Exercise directions » Return the data below in full and exactly, except that the pictures are dropped.

-- Opening Marker --

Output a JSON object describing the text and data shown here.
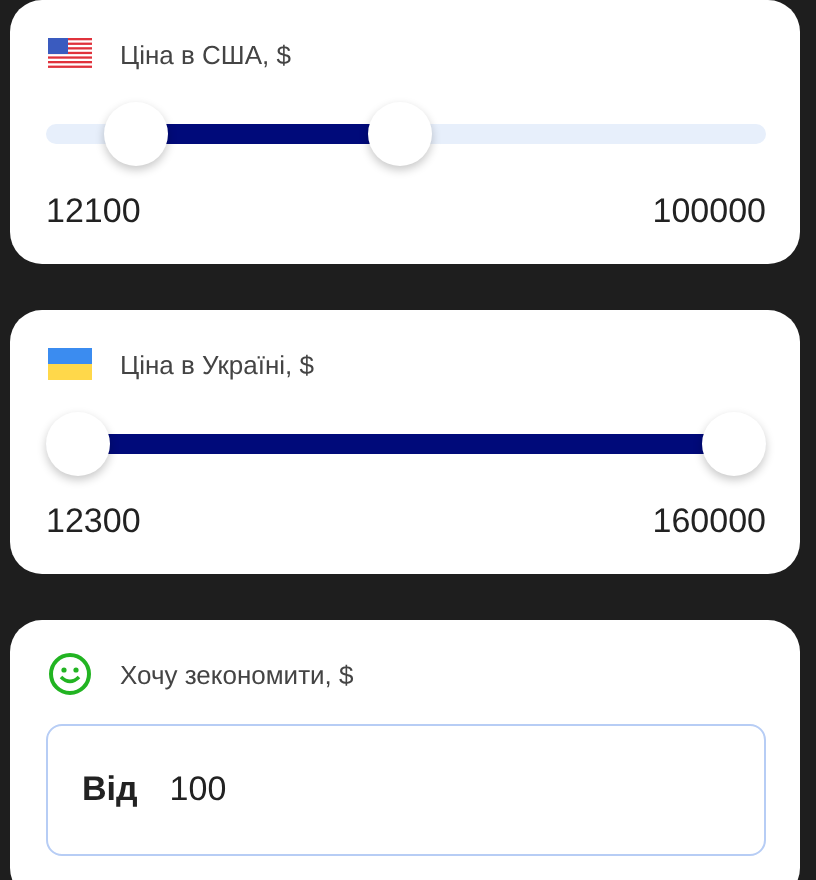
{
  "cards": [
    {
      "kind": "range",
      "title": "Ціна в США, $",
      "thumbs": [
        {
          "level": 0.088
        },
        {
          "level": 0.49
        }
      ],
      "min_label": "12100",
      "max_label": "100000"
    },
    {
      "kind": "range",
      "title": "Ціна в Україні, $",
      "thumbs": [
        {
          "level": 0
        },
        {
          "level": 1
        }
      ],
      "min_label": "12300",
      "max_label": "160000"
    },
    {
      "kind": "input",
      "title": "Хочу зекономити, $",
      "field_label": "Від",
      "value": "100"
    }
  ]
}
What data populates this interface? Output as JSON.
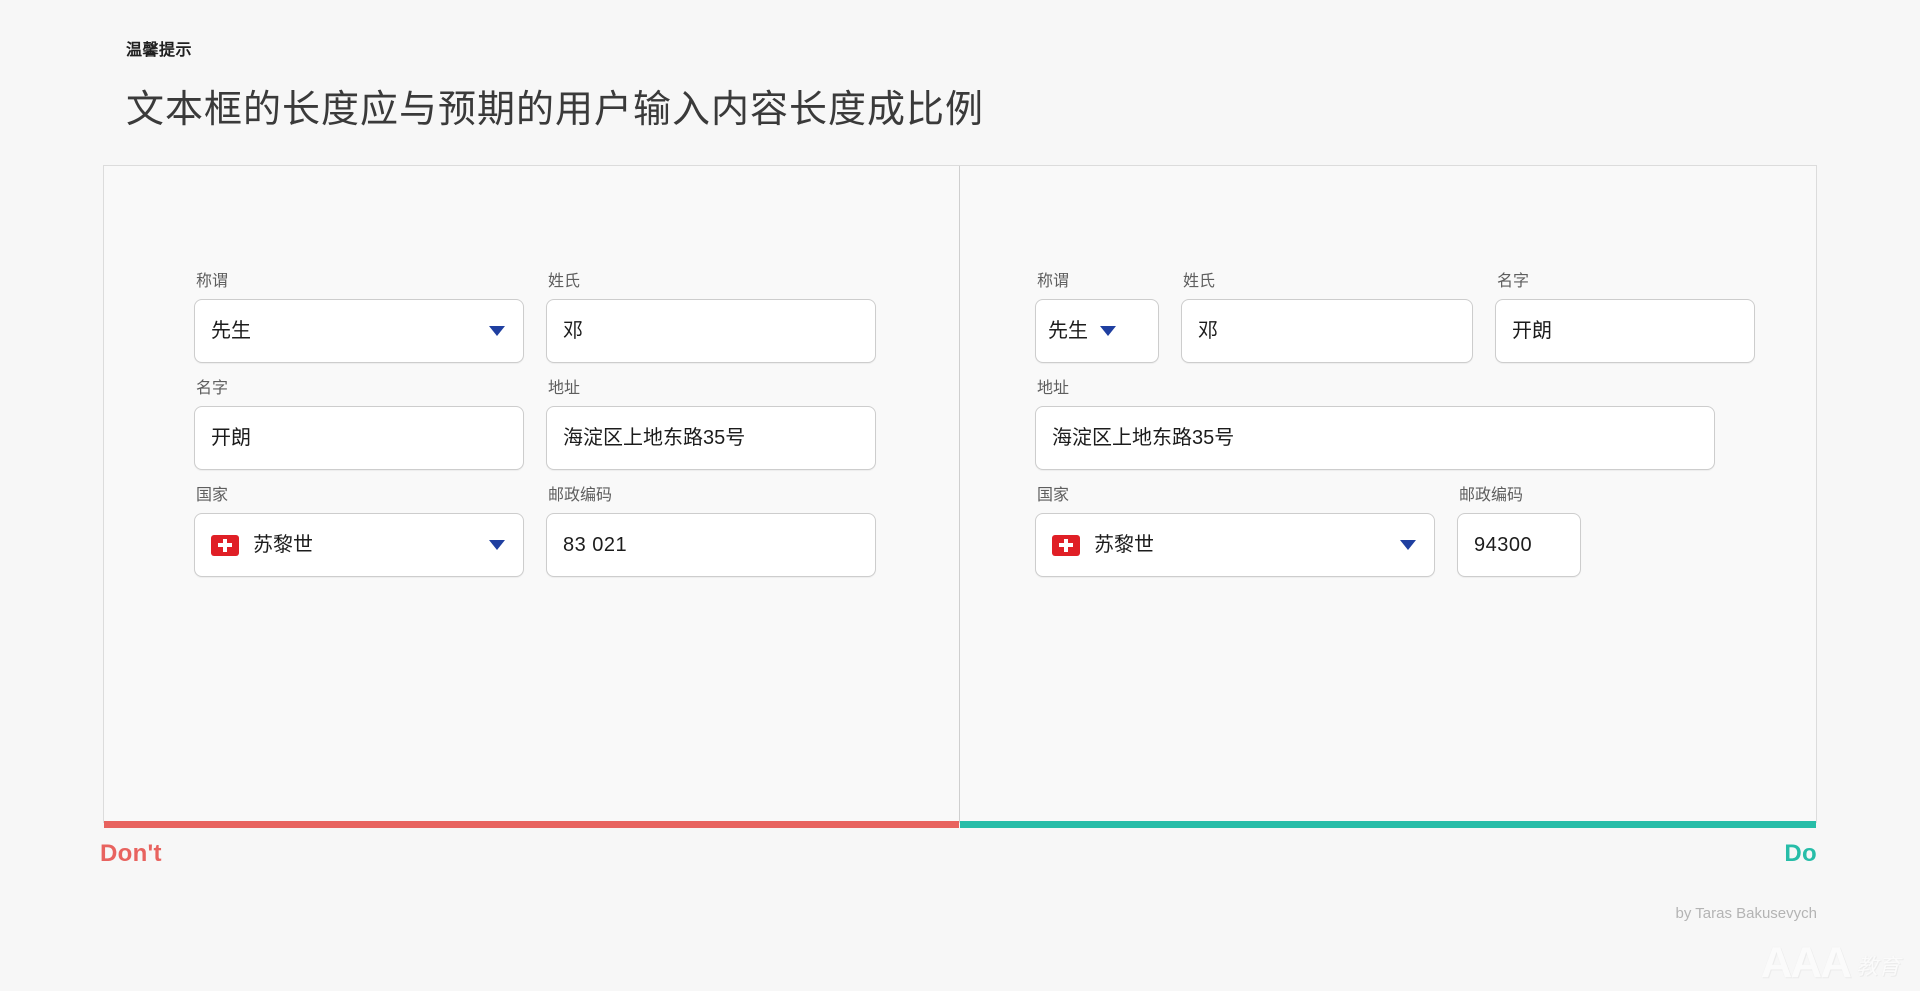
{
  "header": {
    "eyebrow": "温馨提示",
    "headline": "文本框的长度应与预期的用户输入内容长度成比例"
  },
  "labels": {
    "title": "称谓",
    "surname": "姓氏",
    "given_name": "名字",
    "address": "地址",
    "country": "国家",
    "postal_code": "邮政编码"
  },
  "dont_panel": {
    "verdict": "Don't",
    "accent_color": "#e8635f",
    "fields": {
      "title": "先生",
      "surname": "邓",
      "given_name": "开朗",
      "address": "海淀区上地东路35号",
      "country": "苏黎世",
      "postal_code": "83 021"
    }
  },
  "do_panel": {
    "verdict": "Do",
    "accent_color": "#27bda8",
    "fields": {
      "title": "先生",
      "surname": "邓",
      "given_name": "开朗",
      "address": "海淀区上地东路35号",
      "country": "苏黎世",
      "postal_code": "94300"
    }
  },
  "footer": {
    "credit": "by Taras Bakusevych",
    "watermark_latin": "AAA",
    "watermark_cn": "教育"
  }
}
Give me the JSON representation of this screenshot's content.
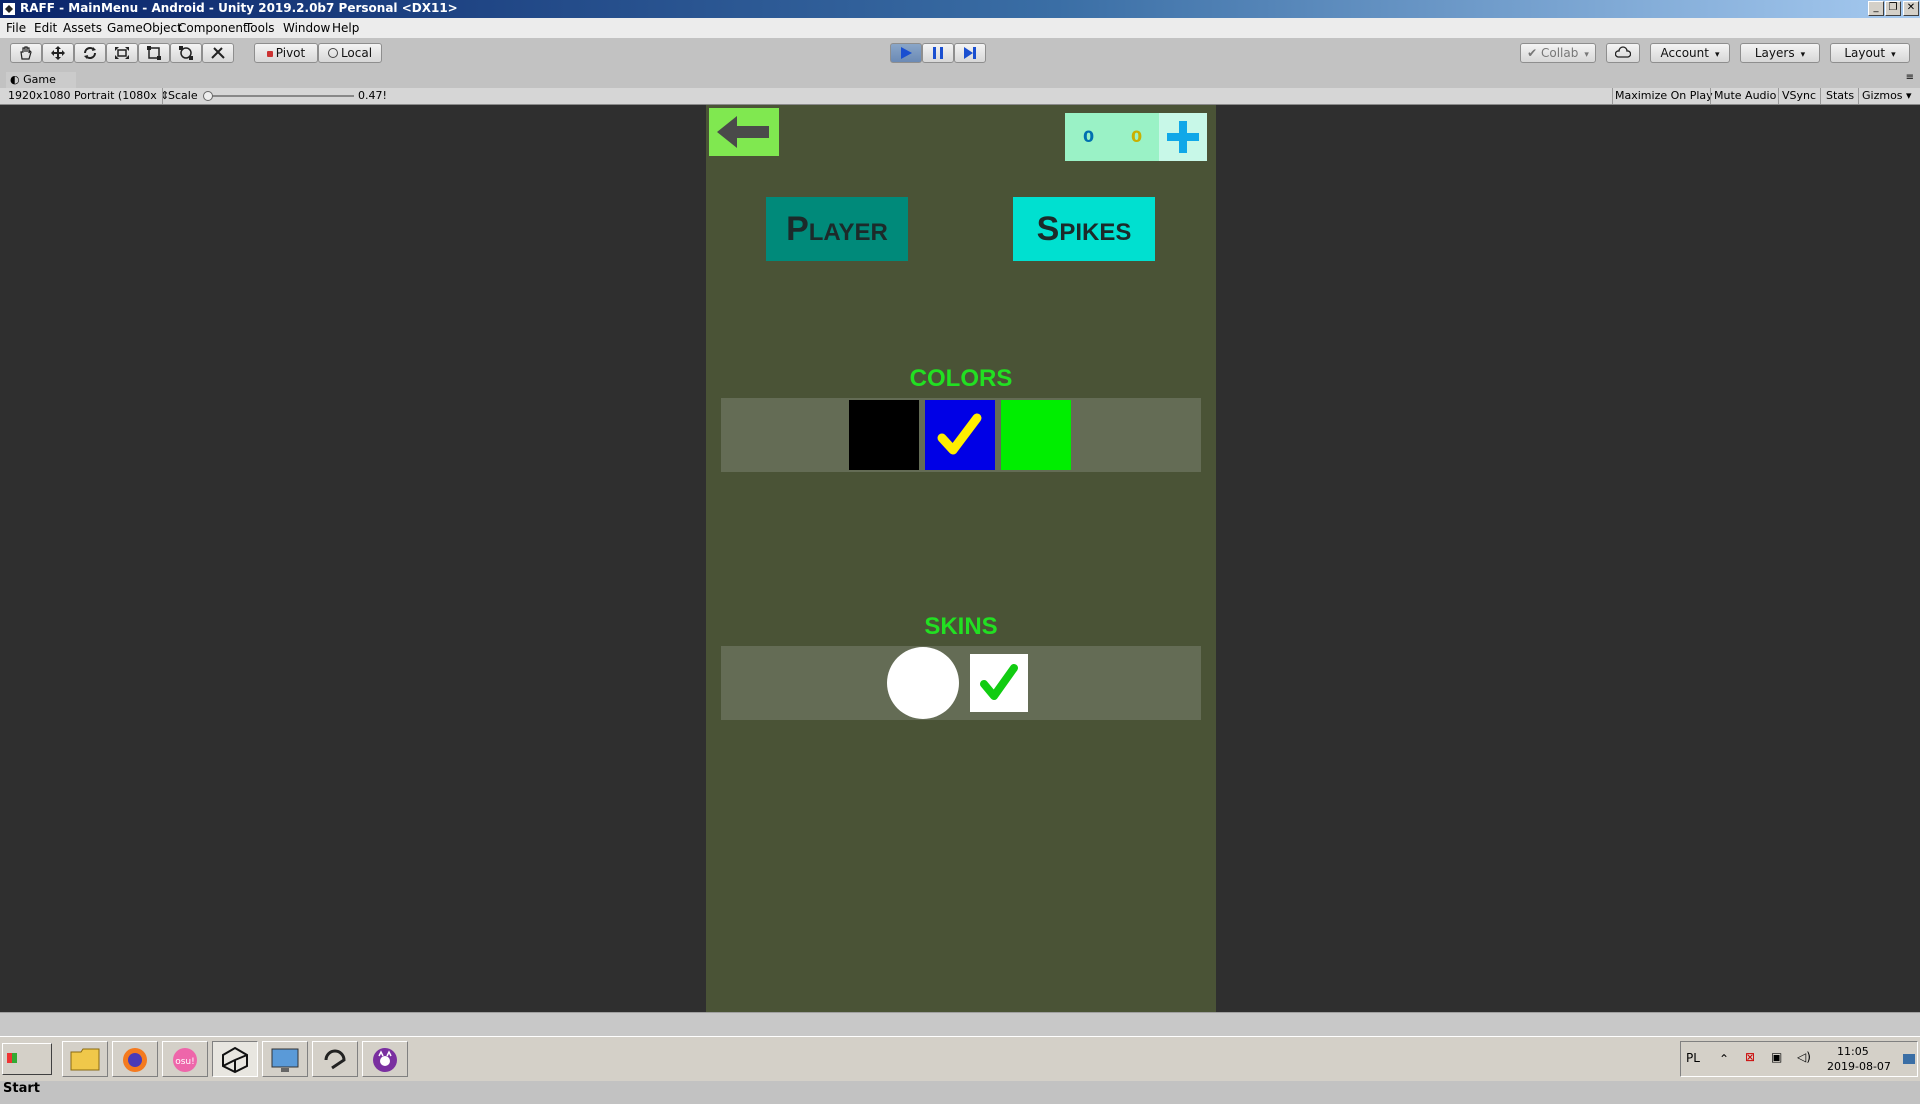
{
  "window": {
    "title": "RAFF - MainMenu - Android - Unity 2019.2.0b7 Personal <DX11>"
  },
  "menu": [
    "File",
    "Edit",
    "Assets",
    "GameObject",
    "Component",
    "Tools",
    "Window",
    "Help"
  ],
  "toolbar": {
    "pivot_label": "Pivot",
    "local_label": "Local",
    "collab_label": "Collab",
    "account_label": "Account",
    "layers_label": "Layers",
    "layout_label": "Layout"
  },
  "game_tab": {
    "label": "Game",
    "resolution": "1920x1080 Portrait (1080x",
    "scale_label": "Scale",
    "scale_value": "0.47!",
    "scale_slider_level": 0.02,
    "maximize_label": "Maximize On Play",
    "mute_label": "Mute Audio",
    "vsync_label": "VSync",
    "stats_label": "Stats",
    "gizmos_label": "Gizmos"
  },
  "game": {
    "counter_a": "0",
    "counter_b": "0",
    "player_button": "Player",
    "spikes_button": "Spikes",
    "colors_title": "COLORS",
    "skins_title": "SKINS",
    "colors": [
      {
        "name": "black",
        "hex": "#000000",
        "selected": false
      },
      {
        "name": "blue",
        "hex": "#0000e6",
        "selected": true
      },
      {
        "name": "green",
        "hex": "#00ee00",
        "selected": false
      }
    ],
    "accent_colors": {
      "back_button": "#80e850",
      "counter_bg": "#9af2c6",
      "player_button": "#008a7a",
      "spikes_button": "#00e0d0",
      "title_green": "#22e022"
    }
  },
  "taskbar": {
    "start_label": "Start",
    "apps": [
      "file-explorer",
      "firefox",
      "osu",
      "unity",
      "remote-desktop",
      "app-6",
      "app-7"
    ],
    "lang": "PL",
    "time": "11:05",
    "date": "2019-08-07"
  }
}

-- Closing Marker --

Output »
Output a JSON object describing the text and data shown here.
{
  "cards": [
    {
      "kind": "range",
      "title": "Ціна в США, $",
      "thumbs": [
        {
          "level": 0.088
        },
        {
          "level": 0.49
        }
      ],
      "min_label": "12100",
      "max_label": "100000"
    },
    {
      "kind": "range",
      "title": "Ціна в Україні, $",
      "thumbs": [
        {
          "level": 0
        },
        {
          "level": 1
        }
      ],
      "min_label": "12300",
      "max_label": "160000"
    },
    {
      "kind": "input",
      "title": "Хочу зекономити, $",
      "field_label": "Від",
      "value": "100"
    }
  ]
}
What data populates this interface? Output as JSON.
{
  "header": {
    "eyebrow": "温馨提示",
    "headline": "文本框的长度应与预期的用户输入内容长度成比例"
  },
  "labels": {
    "title": "称谓",
    "surname": "姓氏",
    "given_name": "名字",
    "address": "地址",
    "country": "国家",
    "postal_code": "邮政编码"
  },
  "dont_panel": {
    "verdict": "Don't",
    "accent_color": "#e8635f",
    "fields": {
      "title": "先生",
      "surname": "邓",
      "given_name": "开朗",
      "address": "海淀区上地东路35号",
      "country": "苏黎世",
      "postal_code": "83 021"
    }
  },
  "do_panel": {
    "verdict": "Do",
    "accent_color": "#27bda8",
    "fields": {
      "title": "先生",
      "surname": "邓",
      "given_name": "开朗",
      "address": "海淀区上地东路35号",
      "country": "苏黎世",
      "postal_code": "94300"
    }
  },
  "footer": {
    "credit": "by Taras Bakusevych",
    "watermark_latin": "AAA",
    "watermark_cn": "教育"
  }
}
Give me the JSON representation of this screenshot's content.
{
  "window": {
    "title": "RAFF - MainMenu - Android - Unity 2019.2.0b7 Personal <DX11>"
  },
  "menu": [
    "File",
    "Edit",
    "Assets",
    "GameObject",
    "Component",
    "Tools",
    "Window",
    "Help"
  ],
  "toolbar": {
    "pivot_label": "Pivot",
    "local_label": "Local",
    "collab_label": "Collab",
    "account_label": "Account",
    "layers_label": "Layers",
    "layout_label": "Layout"
  },
  "game_tab": {
    "label": "Game",
    "resolution": "1920x1080 Portrait (1080x",
    "scale_label": "Scale",
    "scale_value": "0.47!",
    "scale_slider_level": 0.02,
    "maximize_label": "Maximize On Play",
    "mute_label": "Mute Audio",
    "vsync_label": "VSync",
    "stats_label": "Stats",
    "gizmos_label": "Gizmos"
  },
  "game": {
    "counter_a": "0",
    "counter_b": "0",
    "player_button": "Player",
    "spikes_button": "Spikes",
    "colors_title": "COLORS",
    "skins_title": "SKINS",
    "colors": [
      {
        "name": "black",
        "hex": "#000000",
        "selected": false
      },
      {
        "name": "blue",
        "hex": "#0000e6",
        "selected": true
      },
      {
        "name": "green",
        "hex": "#00ee00",
        "selected": false
      }
    ],
    "accent_colors": {
      "back_button": "#80e850",
      "counter_bg": "#9af2c6",
      "player_button": "#008a7a",
      "spikes_button": "#00e0d0",
      "title_green": "#22e022"
    }
  },
  "taskbar": {
    "start_label": "Start",
    "apps": [
      "file-explorer",
      "firefox",
      "osu",
      "unity",
      "remote-desktop",
      "app-6",
      "app-7"
    ],
    "lang": "PL",
    "time": "11:05",
    "date": "2019-08-07"
  }
}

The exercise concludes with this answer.